_Instructions for the task_
Each line from the one containing "Decode this image" through the last line of the records below is to be repeated as written, with nothing added.

Data extracted from a collection
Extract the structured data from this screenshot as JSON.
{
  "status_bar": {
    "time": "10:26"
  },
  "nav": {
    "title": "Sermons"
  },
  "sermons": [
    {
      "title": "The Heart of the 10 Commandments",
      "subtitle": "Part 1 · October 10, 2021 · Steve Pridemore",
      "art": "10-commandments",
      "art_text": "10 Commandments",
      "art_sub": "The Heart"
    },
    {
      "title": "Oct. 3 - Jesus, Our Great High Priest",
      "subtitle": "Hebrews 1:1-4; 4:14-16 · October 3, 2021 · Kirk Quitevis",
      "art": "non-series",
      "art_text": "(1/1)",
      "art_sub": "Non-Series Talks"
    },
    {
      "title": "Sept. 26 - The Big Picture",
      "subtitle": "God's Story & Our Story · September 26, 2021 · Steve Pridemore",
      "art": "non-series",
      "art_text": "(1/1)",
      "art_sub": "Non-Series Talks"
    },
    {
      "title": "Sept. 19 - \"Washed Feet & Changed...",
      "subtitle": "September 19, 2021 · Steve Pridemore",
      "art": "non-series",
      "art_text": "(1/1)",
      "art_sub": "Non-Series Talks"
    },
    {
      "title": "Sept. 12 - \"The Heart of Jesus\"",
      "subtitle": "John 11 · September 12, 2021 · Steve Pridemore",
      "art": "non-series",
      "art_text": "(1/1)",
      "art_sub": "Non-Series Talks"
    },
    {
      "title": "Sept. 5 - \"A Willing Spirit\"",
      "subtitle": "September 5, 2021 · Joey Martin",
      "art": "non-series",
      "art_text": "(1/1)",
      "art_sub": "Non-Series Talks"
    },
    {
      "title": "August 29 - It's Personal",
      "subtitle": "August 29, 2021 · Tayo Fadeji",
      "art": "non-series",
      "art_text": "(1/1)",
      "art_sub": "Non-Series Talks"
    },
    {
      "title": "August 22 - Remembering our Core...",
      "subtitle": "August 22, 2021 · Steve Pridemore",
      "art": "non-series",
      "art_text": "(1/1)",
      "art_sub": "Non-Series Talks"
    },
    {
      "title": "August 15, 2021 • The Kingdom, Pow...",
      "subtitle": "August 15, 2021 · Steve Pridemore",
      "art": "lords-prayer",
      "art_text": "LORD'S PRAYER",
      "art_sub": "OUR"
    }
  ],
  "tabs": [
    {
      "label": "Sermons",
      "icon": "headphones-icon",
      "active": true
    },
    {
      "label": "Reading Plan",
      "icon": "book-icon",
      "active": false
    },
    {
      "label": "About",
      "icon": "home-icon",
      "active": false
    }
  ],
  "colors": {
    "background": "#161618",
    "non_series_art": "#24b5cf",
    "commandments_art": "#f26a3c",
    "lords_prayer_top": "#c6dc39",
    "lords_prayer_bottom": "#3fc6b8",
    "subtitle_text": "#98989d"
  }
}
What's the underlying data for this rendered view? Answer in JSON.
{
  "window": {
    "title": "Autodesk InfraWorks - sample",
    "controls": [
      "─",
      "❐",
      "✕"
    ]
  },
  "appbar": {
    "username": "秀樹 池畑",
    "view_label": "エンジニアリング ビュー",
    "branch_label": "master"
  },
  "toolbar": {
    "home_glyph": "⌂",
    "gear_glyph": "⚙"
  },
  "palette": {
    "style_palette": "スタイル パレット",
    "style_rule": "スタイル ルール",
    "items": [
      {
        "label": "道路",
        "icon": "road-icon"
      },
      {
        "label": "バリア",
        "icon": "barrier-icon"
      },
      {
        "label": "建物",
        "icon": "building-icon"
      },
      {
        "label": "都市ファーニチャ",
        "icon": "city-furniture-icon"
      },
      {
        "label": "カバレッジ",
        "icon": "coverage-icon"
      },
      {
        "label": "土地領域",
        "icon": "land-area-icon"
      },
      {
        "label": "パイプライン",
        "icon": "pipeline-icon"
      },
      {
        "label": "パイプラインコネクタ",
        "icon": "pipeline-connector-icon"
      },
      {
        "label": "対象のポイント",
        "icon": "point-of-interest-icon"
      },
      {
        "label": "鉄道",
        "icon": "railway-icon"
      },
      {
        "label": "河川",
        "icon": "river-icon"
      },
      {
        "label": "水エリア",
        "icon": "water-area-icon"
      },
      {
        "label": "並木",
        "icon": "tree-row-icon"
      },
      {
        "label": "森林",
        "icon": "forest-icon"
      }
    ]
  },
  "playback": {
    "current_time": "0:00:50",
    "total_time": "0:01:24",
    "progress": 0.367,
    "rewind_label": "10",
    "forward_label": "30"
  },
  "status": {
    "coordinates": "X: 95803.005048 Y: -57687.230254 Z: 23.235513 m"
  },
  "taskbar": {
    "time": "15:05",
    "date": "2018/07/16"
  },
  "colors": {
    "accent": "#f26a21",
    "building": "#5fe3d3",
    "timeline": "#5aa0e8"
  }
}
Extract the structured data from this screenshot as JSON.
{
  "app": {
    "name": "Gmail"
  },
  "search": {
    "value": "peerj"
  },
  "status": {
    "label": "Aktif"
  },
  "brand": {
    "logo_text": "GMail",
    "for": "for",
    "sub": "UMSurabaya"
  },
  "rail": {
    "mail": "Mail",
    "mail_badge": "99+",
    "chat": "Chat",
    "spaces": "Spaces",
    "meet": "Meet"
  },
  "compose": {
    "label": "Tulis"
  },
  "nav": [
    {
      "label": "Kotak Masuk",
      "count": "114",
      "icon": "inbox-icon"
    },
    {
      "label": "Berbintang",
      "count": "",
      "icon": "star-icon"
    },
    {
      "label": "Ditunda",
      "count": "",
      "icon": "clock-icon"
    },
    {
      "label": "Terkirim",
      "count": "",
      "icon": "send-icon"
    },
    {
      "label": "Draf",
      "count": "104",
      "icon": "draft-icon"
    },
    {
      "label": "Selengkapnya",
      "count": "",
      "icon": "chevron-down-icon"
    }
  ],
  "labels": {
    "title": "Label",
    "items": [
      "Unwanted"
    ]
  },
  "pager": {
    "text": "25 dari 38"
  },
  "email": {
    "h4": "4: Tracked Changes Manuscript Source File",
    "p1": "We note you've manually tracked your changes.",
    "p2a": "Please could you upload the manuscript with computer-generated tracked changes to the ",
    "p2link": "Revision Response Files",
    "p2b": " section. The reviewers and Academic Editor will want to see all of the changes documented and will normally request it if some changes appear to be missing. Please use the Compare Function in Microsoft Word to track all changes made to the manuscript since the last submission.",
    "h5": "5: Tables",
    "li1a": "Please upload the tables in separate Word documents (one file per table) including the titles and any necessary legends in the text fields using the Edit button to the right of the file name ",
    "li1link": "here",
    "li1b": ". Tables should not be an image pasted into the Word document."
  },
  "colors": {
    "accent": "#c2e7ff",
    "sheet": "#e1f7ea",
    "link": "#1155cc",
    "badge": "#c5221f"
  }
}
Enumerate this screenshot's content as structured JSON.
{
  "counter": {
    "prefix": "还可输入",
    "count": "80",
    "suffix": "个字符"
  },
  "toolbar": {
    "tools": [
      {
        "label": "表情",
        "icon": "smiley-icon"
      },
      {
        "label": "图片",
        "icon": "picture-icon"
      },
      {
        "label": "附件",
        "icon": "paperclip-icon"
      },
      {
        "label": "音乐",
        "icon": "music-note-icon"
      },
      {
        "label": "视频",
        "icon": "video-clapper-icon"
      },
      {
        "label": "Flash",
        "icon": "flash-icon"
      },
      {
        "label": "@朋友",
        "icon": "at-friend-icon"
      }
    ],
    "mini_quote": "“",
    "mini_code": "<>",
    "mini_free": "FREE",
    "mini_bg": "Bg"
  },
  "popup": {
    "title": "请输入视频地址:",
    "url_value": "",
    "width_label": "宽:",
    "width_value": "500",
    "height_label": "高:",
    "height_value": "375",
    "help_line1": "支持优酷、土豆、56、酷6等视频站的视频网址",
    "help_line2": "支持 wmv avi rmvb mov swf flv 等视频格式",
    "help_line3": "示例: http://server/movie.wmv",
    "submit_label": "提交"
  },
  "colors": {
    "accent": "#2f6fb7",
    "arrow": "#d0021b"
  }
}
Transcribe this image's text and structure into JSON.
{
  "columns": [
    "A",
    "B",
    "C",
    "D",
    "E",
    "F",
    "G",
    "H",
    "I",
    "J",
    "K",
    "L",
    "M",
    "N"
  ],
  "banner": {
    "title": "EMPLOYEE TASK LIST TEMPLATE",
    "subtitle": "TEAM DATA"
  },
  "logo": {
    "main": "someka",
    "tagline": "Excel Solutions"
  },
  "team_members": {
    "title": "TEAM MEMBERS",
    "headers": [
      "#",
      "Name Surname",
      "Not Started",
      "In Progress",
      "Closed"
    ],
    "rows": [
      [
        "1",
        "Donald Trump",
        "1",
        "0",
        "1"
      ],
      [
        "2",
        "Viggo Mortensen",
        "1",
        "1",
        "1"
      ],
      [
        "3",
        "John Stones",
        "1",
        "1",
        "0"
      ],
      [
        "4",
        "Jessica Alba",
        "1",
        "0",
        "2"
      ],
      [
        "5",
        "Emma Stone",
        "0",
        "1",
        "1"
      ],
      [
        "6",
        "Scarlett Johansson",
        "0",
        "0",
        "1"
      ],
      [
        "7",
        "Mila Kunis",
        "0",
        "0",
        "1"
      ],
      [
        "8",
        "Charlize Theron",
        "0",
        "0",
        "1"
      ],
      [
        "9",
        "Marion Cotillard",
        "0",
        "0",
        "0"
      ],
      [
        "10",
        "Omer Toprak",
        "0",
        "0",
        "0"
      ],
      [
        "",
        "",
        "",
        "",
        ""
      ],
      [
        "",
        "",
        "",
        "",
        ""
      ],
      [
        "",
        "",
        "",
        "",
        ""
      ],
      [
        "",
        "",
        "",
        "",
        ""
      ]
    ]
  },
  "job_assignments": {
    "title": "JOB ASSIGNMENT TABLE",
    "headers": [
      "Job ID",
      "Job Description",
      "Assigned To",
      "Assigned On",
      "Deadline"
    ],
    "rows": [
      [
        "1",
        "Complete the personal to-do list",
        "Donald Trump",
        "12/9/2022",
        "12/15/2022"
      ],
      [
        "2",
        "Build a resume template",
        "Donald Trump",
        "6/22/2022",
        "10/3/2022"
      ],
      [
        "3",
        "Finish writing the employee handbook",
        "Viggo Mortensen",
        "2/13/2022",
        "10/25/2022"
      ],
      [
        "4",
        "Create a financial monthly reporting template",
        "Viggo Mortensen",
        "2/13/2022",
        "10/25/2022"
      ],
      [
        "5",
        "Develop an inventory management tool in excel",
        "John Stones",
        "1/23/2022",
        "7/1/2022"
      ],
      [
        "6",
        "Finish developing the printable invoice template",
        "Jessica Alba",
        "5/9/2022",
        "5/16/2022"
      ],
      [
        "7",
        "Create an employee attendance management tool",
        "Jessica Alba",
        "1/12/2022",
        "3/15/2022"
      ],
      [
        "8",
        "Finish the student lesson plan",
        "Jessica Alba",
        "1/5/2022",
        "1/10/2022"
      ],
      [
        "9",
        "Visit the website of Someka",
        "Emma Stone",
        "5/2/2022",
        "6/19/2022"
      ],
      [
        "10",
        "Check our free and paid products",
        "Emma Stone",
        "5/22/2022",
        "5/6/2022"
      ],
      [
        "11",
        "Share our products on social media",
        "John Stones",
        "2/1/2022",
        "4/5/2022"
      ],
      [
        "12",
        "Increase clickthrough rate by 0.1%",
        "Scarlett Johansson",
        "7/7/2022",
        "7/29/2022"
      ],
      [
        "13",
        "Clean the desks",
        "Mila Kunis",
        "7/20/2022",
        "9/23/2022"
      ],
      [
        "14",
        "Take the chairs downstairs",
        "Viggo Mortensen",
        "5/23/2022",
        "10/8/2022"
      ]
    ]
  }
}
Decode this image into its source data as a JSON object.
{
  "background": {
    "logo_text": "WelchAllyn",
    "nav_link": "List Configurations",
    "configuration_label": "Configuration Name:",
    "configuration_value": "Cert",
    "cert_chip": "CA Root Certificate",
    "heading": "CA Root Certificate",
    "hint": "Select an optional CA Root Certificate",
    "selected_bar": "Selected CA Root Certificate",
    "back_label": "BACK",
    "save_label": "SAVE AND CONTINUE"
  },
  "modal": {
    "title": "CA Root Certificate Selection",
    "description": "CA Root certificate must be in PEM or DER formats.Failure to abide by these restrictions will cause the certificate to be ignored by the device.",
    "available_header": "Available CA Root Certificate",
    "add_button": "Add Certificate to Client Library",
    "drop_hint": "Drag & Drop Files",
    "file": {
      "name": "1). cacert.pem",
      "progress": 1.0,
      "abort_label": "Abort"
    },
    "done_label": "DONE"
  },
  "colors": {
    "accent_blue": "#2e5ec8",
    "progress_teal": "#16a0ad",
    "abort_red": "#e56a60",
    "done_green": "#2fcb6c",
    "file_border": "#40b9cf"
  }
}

_Exercise answer_
Decode this image into its source data as a JSON object.
{
  "background": {
    "logo_text": "WelchAllyn",
    "nav_link": "List Configurations",
    "configuration_label": "Configuration Name:",
    "configuration_value": "Cert",
    "cert_chip": "CA Root Certificate",
    "heading": "CA Root Certificate",
    "hint": "Select an optional CA Root Certificate",
    "selected_bar": "Selected CA Root Certificate",
    "back_label": "BACK",
    "save_label": "SAVE AND CONTINUE"
  },
  "modal": {
    "title": "CA Root Certificate Selection",
    "description": "CA Root certificate must be in PEM or DER formats.Failure to abide by these restrictions will cause the certificate to be ignored by the device.",
    "available_header": "Available CA Root Certificate",
    "add_button": "Add Certificate to Client Library",
    "drop_hint": "Drag & Drop Files",
    "file": {
      "name": "1). cacert.pem",
      "progress": 1.0,
      "abort_label": "Abort"
    },
    "done_label": "DONE"
  },
  "colors": {
    "accent_blue": "#2e5ec8",
    "progress_teal": "#16a0ad",
    "abort_red": "#e56a60",
    "done_green": "#2fcb6c",
    "file_border": "#40b9cf"
  }
}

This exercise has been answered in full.